Information:
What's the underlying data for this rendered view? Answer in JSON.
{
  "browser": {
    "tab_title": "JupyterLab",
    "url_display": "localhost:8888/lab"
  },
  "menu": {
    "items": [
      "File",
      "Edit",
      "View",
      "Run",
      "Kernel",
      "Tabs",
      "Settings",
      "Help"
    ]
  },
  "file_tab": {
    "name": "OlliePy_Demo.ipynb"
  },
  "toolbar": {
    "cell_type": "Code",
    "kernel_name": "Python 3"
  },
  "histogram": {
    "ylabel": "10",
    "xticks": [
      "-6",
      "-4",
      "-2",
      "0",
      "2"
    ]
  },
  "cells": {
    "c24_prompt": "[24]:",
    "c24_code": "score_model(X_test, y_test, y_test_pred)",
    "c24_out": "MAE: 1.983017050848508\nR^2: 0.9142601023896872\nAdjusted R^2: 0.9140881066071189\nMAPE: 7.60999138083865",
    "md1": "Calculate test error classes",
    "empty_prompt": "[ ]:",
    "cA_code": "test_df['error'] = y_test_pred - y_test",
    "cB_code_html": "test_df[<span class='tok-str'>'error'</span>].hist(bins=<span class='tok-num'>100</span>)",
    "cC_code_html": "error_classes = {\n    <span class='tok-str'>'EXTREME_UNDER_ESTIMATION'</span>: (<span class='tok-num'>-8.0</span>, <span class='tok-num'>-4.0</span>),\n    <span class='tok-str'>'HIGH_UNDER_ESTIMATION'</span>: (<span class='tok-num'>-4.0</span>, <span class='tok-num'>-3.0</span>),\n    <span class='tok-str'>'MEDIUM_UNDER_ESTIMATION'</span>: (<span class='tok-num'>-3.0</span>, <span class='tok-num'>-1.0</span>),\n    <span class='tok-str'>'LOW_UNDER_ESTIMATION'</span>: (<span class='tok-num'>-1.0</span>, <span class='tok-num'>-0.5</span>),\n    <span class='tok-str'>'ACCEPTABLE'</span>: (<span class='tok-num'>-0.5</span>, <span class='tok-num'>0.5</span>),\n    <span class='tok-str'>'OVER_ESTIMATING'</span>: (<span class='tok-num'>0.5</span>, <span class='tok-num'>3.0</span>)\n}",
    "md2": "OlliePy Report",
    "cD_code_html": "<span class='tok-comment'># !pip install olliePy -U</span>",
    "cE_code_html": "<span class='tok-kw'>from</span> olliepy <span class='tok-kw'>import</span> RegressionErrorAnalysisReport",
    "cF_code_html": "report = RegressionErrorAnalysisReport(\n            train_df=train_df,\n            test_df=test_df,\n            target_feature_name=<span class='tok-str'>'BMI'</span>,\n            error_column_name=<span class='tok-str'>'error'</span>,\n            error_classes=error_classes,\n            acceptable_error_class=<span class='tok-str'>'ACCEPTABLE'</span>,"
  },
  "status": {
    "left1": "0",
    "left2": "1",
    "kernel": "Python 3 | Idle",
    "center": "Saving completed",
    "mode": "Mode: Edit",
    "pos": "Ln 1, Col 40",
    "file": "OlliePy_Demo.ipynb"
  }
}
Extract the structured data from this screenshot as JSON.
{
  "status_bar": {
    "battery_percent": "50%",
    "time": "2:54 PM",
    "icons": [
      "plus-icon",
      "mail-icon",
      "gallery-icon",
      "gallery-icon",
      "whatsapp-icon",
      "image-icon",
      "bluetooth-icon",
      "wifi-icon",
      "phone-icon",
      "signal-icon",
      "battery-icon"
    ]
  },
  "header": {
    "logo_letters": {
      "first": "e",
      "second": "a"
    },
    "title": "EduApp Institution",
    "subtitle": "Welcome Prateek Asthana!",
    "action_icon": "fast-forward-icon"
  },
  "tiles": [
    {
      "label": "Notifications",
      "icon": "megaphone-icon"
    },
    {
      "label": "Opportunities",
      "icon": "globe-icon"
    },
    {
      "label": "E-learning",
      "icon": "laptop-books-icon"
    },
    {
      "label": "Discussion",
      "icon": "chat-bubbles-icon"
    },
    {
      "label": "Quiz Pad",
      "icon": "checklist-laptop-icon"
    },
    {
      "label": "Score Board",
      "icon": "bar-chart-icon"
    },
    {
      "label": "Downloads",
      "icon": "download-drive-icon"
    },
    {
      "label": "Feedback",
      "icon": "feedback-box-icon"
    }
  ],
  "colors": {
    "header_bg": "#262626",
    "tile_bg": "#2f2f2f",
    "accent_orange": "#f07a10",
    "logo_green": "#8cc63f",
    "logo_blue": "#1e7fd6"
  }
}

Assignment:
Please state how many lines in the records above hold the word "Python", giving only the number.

Result of the task:
2